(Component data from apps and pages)
┌──
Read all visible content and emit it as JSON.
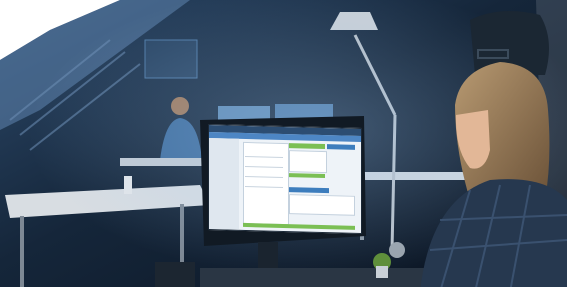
{
  "scene": {
    "kind": "photo",
    "colors": {
      "ambient": "#0d1a2b",
      "window_light": "#3b5f86",
      "monitor_screen": "#eef3f8",
      "ui_green": "#7bbf54",
      "ui_blue": "#3d7dbd",
      "desk": "#d8dde2",
      "shirt_plaid": "#26384f"
    }
  }
}
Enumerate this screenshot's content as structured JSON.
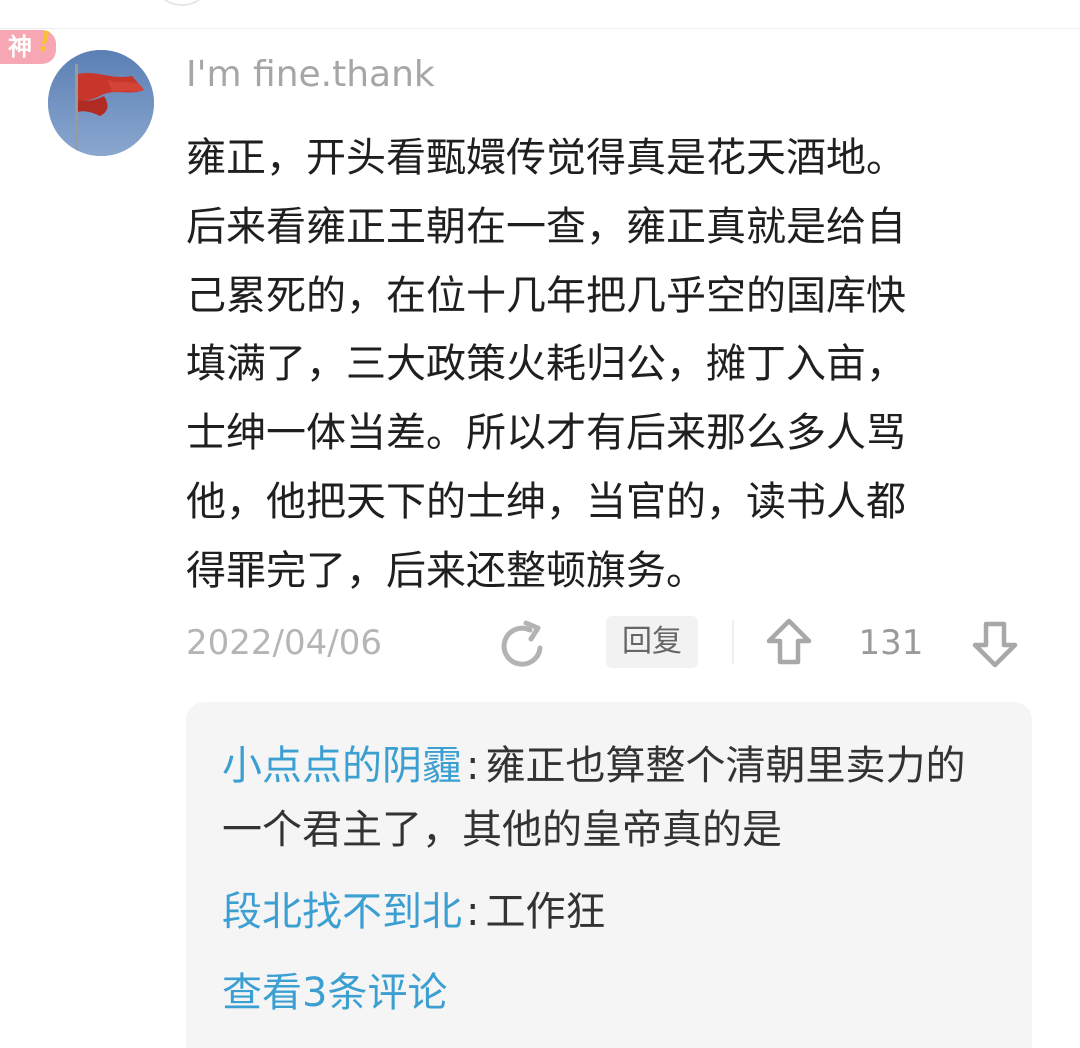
{
  "badge": {
    "text": "神",
    "mark": "!"
  },
  "comment": {
    "username": "I'm fine.thank",
    "avatar_icon": "red-flag-avatar-icon",
    "text": "雍正，开头看甄嬛传觉得真是花天酒地。\n后来看雍正王朝在一查，雍正真就是给自\n己累死的，在位十几年把几乎空的国库快\n填满了，三大政策火耗归公，摊丁入亩，\n士绅一体当差。所以才有后来那么多人骂\n他，他把天下的士绅，当官的，读书人都\n得罪完了，后来还整顿旗务。",
    "date": "2022/04/06",
    "reply_label": "回复",
    "vote_count": "131",
    "icons": {
      "share": "share-icon",
      "upvote": "upvote-icon",
      "downvote": "downvote-icon"
    }
  },
  "replies": {
    "items": [
      {
        "author": "小点点的阴霾",
        "separator": ":",
        "text": "雍正也算整个清朝里卖力的一个君主了，其他的皇帝真的是"
      },
      {
        "author": "段北找不到北",
        "separator": ":",
        "text": "工作狂"
      }
    ],
    "view_more": "查看3条评论"
  },
  "colors": {
    "link": "#3b9fd1",
    "badge": "#f6a7b3",
    "badge_mark": "#f7c23b",
    "meta": "#b5b5b5",
    "reply_bg": "#f5f5f5"
  }
}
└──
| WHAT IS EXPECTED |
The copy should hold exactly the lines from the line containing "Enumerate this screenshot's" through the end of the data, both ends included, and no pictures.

| RESPONSE AREA |
Enumerate this screenshot's content as structured JSON.
{
  "badge": {
    "text": "神",
    "mark": "!"
  },
  "comment": {
    "username": "I'm fine.thank",
    "avatar_icon": "red-flag-avatar-icon",
    "text": "雍正，开头看甄嬛传觉得真是花天酒地。\n后来看雍正王朝在一查，雍正真就是给自\n己累死的，在位十几年把几乎空的国库快\n填满了，三大政策火耗归公，摊丁入亩，\n士绅一体当差。所以才有后来那么多人骂\n他，他把天下的士绅，当官的，读书人都\n得罪完了，后来还整顿旗务。",
    "date": "2022/04/06",
    "reply_label": "回复",
    "vote_count": "131",
    "icons": {
      "share": "share-icon",
      "upvote": "upvote-icon",
      "downvote": "downvote-icon"
    }
  },
  "replies": {
    "items": [
      {
        "author": "小点点的阴霾",
        "separator": ":",
        "text": "雍正也算整个清朝里卖力的一个君主了，其他的皇帝真的是"
      },
      {
        "author": "段北找不到北",
        "separator": ":",
        "text": "工作狂"
      }
    ],
    "view_more": "查看3条评论"
  },
  "colors": {
    "link": "#3b9fd1",
    "badge": "#f6a7b3",
    "badge_mark": "#f7c23b",
    "meta": "#b5b5b5",
    "reply_bg": "#f5f5f5"
  }
}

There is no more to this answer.